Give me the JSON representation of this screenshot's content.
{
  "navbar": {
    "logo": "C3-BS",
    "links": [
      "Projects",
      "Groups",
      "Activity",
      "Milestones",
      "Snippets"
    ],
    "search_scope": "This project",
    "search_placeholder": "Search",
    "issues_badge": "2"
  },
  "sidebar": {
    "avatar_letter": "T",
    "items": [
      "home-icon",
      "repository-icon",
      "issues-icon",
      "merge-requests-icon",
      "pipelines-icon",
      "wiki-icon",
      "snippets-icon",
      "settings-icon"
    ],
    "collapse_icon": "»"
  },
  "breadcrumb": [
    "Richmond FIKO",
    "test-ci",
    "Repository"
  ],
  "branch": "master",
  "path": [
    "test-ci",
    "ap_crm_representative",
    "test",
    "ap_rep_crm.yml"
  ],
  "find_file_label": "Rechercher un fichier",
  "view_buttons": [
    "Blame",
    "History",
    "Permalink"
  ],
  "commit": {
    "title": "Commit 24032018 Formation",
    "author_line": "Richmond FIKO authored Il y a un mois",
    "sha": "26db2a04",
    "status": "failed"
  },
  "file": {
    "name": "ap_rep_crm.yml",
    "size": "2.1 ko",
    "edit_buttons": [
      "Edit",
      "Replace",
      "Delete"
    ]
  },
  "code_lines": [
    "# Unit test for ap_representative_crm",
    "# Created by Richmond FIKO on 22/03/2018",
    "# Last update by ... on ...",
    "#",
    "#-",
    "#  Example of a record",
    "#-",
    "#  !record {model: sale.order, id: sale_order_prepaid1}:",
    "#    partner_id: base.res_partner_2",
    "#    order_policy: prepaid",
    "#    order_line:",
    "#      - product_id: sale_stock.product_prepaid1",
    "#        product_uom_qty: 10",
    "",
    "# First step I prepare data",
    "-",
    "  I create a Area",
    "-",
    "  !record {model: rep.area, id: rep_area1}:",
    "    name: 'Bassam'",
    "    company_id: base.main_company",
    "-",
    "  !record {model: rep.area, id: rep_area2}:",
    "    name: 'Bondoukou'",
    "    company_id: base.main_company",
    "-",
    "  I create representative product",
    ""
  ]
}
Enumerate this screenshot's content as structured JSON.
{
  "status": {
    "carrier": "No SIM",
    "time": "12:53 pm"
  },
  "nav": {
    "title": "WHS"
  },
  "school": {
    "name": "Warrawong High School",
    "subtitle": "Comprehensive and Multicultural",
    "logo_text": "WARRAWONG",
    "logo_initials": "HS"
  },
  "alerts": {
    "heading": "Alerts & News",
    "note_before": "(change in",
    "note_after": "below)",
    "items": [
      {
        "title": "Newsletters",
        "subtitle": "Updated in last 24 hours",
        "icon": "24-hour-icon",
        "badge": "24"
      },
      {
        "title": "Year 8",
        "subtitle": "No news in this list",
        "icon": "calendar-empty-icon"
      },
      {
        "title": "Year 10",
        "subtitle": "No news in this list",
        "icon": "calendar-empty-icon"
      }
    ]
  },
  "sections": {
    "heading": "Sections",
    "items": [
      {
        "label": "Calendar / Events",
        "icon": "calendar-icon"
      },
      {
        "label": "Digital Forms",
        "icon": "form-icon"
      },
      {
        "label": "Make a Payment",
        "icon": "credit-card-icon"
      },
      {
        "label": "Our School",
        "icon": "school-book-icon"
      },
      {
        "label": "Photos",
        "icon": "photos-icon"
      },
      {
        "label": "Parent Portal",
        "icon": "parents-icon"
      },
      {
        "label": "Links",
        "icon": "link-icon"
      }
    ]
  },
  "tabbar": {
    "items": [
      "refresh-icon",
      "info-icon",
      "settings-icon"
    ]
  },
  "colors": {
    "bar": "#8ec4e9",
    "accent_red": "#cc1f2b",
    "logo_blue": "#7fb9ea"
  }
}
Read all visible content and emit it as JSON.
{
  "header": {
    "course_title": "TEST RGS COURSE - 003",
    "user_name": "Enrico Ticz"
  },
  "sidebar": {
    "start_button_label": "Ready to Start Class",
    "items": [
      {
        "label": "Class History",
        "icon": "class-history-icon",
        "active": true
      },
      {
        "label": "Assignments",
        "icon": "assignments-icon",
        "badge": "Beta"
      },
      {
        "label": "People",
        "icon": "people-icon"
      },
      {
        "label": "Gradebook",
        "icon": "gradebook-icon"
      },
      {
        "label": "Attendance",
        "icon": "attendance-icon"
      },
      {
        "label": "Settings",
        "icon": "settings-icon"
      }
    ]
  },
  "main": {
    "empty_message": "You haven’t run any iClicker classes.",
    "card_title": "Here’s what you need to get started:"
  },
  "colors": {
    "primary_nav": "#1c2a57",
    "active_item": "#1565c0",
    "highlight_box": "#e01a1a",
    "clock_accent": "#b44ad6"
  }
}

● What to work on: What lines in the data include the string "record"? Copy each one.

● Answer space:
    "#  Example of a record",
    "#  !record {model: sale.order, id: sale_order_prepaid1}:",
    "  !record {model: rep.area, id: rep_area1}:",
    "  !record {model: rep.area, id: rep_area2}:",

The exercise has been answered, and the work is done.